Saved entries

=-=-=

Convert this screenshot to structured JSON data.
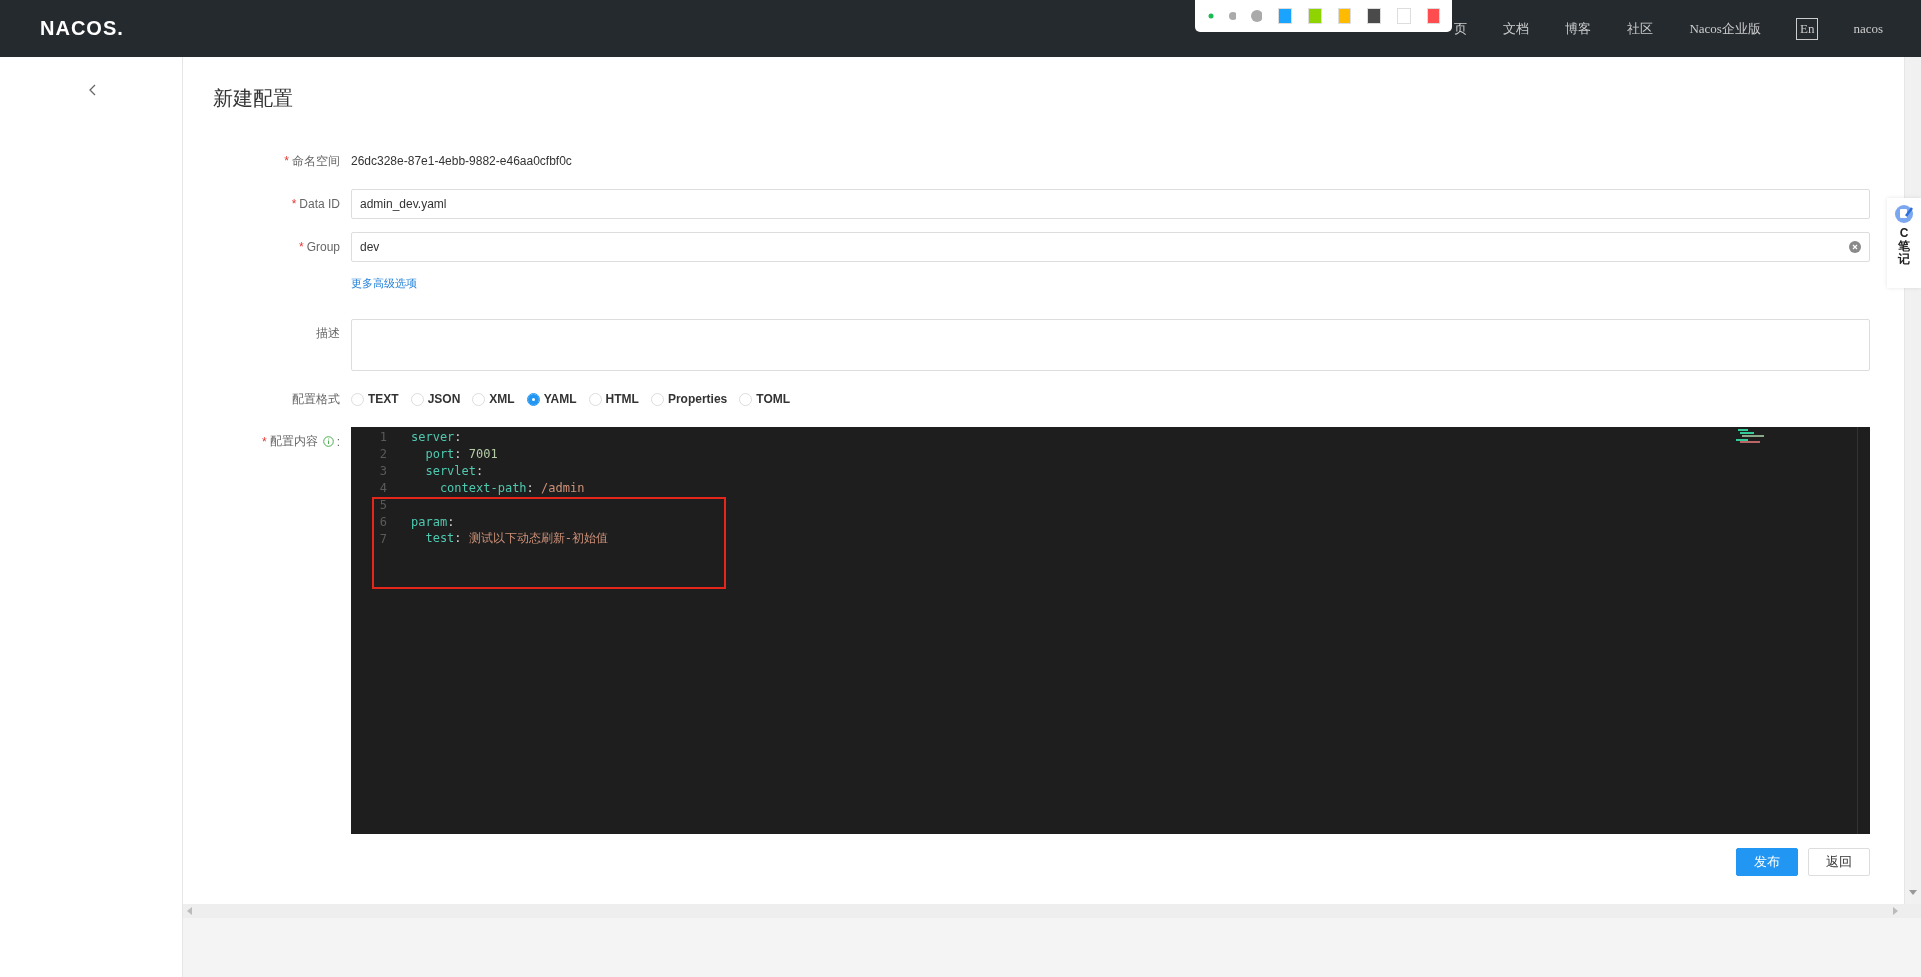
{
  "header": {
    "logo": "NACOS.",
    "nav": [
      {
        "label": "页",
        "boxed": false
      },
      {
        "label": "文档",
        "boxed": false
      },
      {
        "label": "博客",
        "boxed": false
      },
      {
        "label": "社区",
        "boxed": false
      },
      {
        "label": "Nacos企业版",
        "boxed": false
      },
      {
        "label": "En",
        "boxed": true
      },
      {
        "label": "nacos",
        "boxed": false
      }
    ]
  },
  "palette": {
    "swatches": [
      {
        "color": "#1aa3ff"
      },
      {
        "color": "#8fd400"
      },
      {
        "color": "#ffbb00"
      },
      {
        "color": "#4a4a4a"
      },
      {
        "color": "#ffffff"
      },
      {
        "color": "#ff4d4f"
      }
    ]
  },
  "page": {
    "title": "新建配置"
  },
  "form": {
    "namespace": {
      "label": "命名空间",
      "required_mark": "*",
      "value": "26dc328e-87e1-4ebb-9882-e46aa0cfbf0c"
    },
    "data_id": {
      "label": "Data ID",
      "required_mark": "*",
      "value": "admin_dev.yaml"
    },
    "group": {
      "label": "Group",
      "required_mark": "*",
      "value": "dev"
    },
    "advanced_link": "更多高级选项",
    "description": {
      "label": "描述"
    },
    "format": {
      "label": "配置格式",
      "options": [
        {
          "label": "TEXT",
          "selected": false
        },
        {
          "label": "JSON",
          "selected": false
        },
        {
          "label": "XML",
          "selected": false
        },
        {
          "label": "YAML",
          "selected": true
        },
        {
          "label": "HTML",
          "selected": false
        },
        {
          "label": "Properties",
          "selected": false
        },
        {
          "label": "TOML",
          "selected": false
        }
      ]
    },
    "content": {
      "label": "配置内容",
      "required_mark": "*",
      "suffix": ":",
      "lines": [
        {
          "number": "1",
          "tokens": [
            {
              "kind": "key",
              "text": "server"
            },
            {
              "kind": "punct",
              "text": ":"
            }
          ]
        },
        {
          "number": "2",
          "tokens": [
            {
              "kind": "key",
              "text": "  port"
            },
            {
              "kind": "punct",
              "text": ": "
            },
            {
              "kind": "number",
              "text": "7001"
            }
          ]
        },
        {
          "number": "3",
          "tokens": [
            {
              "kind": "key",
              "text": "  servlet"
            },
            {
              "kind": "punct",
              "text": ":"
            }
          ]
        },
        {
          "number": "4",
          "tokens": [
            {
              "kind": "key",
              "text": "    context-path"
            },
            {
              "kind": "punct",
              "text": ": "
            },
            {
              "kind": "string",
              "text": "/admin"
            }
          ]
        },
        {
          "number": "5"
        },
        {
          "number": "6",
          "tokens": [
            {
              "kind": "key",
              "text": "param"
            },
            {
              "kind": "punct",
              "text": ":"
            }
          ]
        },
        {
          "number": "7",
          "tokens": [
            {
              "kind": "key",
              "text": "  test"
            },
            {
              "kind": "punct",
              "text": ": "
            },
            {
              "kind": "string",
              "text": "测试以下动态刷新-初始值"
            }
          ]
        }
      ]
    }
  },
  "buttons": [
    {
      "label": "发布",
      "primary": true
    },
    {
      "label": "返回",
      "primary": false
    }
  ],
  "side_widget": {
    "letter": "C",
    "label": "笔记"
  }
}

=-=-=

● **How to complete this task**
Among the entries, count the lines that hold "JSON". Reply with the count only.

● **Task response**
2